Photo taken in:GyongyosYear when photo was taken:1900Country name at time of photo:HungaryCountry name today:Hungary
My great-grandfather with his grand daughter Erzsi.
He was called Steiner. He must have been born around 1840-1850. He had a sort of guesthouse in Gyongyos. He died relatively young. He had 7 or 8 kids, boys and girls mixed. If I look at his picture, I had a really 'gutmuttig', dear, and very handsome grandfather. He wasn't deeply religious. He had a true Jewish family, full of love. But the rest of the siblings, the kids all married Jews. He wasn't a Neolog in the sense of today - he surely kept the great holidays. I don't believe the house was kosher. Well, the guesthouse wasn't kosher for that matter. One of his sons took over the guesthouse. He tried out all the serving girls there, and so had syphilis too. But he was nice. He was a great singer.

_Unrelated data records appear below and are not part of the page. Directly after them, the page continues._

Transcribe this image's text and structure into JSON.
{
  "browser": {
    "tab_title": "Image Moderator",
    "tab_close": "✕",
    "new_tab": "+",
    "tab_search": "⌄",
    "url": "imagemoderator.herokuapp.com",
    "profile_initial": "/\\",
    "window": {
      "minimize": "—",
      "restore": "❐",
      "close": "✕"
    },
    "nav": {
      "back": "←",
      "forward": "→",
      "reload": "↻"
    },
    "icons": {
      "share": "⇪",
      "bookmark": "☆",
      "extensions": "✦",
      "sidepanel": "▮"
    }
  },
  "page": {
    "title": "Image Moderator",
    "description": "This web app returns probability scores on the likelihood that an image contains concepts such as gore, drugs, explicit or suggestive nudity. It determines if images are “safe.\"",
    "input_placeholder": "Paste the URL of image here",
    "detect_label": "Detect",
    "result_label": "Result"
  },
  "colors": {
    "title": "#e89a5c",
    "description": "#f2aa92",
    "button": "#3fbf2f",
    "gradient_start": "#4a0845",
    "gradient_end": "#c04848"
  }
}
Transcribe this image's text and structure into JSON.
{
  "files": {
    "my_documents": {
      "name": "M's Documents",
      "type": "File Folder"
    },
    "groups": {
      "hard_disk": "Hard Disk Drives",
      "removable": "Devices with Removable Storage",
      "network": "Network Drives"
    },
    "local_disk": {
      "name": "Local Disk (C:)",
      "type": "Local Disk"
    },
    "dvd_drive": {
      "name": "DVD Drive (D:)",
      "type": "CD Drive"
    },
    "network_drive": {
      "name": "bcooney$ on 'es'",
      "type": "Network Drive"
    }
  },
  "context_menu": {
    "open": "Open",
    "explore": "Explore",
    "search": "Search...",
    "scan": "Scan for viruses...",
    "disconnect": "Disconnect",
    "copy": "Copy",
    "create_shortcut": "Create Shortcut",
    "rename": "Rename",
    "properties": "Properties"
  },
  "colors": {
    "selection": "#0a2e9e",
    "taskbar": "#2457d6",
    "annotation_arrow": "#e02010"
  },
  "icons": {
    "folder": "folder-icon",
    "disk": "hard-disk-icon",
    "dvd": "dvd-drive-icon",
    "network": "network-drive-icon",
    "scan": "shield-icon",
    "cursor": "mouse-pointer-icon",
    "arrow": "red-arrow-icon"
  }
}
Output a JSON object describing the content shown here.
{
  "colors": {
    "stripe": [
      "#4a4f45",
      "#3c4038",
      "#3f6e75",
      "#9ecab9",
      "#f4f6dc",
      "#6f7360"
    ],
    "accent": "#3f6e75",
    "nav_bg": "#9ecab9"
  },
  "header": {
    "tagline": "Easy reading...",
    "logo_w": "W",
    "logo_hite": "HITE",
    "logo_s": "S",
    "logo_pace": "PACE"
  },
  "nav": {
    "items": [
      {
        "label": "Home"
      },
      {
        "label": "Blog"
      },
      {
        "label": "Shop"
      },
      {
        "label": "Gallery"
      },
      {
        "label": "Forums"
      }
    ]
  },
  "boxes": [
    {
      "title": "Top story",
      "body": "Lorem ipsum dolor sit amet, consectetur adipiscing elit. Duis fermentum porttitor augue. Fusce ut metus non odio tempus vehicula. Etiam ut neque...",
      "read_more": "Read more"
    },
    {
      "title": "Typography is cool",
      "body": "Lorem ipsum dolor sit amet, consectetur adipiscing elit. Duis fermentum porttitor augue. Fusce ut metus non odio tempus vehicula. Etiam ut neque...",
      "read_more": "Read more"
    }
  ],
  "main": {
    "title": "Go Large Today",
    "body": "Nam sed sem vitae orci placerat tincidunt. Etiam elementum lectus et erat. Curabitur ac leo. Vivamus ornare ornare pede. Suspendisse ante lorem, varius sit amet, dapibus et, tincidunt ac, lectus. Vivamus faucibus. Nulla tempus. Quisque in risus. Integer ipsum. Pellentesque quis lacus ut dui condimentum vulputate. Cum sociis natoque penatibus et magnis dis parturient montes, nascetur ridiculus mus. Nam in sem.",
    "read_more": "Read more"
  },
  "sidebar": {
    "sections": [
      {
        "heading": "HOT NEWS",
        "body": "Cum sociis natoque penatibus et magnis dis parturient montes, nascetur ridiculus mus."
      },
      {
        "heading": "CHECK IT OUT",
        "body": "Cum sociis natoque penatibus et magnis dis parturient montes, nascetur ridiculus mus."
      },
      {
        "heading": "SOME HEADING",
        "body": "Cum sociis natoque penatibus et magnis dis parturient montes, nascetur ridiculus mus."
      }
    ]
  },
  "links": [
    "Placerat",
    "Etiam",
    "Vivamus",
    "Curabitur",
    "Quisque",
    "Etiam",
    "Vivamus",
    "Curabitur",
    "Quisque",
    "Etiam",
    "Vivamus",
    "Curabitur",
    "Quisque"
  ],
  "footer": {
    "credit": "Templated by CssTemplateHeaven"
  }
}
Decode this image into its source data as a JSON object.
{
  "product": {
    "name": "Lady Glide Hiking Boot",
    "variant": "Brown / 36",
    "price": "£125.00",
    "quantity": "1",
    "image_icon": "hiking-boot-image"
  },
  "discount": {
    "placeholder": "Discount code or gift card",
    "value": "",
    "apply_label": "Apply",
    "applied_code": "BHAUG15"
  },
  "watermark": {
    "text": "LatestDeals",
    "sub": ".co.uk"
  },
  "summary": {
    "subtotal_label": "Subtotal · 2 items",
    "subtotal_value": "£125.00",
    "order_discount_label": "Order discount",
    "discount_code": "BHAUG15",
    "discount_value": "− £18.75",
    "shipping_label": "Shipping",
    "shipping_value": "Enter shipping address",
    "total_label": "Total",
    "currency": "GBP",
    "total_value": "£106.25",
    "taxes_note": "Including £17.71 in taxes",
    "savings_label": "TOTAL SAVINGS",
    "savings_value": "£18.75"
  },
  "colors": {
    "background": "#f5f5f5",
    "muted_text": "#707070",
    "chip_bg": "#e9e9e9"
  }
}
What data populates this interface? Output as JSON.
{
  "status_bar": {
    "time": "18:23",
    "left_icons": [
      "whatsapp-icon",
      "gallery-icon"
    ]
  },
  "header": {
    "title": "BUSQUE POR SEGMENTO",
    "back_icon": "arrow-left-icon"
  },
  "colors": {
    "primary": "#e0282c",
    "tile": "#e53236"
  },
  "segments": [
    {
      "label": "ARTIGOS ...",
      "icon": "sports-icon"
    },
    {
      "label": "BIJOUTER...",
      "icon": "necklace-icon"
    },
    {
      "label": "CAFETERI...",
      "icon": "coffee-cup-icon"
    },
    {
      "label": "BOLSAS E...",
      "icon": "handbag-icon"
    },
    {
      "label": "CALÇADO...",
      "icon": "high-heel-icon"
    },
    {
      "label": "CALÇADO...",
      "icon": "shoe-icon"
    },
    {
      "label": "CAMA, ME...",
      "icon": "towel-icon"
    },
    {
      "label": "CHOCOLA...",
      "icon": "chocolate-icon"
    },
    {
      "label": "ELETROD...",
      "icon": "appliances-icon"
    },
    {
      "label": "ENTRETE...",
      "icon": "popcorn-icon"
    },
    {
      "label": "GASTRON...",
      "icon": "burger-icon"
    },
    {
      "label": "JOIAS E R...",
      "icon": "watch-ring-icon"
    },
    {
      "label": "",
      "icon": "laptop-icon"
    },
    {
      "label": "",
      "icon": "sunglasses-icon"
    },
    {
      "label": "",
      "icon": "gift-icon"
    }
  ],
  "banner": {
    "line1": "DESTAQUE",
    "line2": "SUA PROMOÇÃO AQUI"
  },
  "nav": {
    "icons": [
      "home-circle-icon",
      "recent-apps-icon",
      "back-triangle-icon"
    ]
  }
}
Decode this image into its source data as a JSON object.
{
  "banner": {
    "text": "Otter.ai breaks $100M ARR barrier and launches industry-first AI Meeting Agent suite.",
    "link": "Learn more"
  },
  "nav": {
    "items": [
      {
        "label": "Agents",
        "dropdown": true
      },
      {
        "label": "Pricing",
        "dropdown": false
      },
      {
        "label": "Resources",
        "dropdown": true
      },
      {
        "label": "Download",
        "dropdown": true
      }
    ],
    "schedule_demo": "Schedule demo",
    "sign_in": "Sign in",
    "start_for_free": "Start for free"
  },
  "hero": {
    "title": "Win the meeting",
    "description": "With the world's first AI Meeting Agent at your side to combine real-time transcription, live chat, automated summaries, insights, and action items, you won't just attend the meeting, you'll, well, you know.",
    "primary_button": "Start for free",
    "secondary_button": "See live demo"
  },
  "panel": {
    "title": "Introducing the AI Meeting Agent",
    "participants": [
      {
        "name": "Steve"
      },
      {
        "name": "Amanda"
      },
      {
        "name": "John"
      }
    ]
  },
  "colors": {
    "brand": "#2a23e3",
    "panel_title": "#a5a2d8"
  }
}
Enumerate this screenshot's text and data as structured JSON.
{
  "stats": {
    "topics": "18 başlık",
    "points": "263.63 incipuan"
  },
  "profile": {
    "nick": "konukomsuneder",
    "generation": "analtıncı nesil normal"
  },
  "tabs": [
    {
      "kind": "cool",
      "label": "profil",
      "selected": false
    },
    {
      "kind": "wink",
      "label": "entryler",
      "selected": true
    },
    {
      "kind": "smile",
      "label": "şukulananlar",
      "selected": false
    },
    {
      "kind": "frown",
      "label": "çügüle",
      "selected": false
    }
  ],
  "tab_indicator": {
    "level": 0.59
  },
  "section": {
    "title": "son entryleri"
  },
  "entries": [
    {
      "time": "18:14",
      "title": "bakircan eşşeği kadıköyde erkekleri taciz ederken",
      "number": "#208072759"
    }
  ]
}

Erzsi’s mother aunt Berta was one of my mother's aunts. She was very smart, and cross-eyed, and one of the ugliest of the girls, and she married a man named Richard Igel. Uncle Igel was a schorte /wiry/ haired, bandy-legged Jewish man. He never did know Hungarian well. He was from Moravia, and was the son of a very well-to-do family. My mother's family got to know his mother, and his five sisters who were elegant ladies. They were well-to-do Moravian Jews. Richard Igel didn't really want to study, and he zipped in to be a soldier in the Monarchy. He was a gear-making sergeant, and he'd make horse tack, saddles, and horse outfits. And when he got married, and took aunt Berta, they opened a saddlery in Gyongyos that became famous all over the country. The aristocracy there had their coach gear, and horse fittings done there. I got a rocking horse from him when I was 3 or 5 years old, and it was covered with real hide. Aunt Berta would come up and visit Pest from time to time, to see my mothers' family. Then she was really devastated because her sole daughter, Bozsi, married a non-Jew from there, Sandor Benei. Those Beneis were very well-to-do peasants. And their boy, who wasn't prejudiced against her because she was a Jew, fell in love with her, and Bozsi married him, and they had a child. Erzsi died quite young in 1940.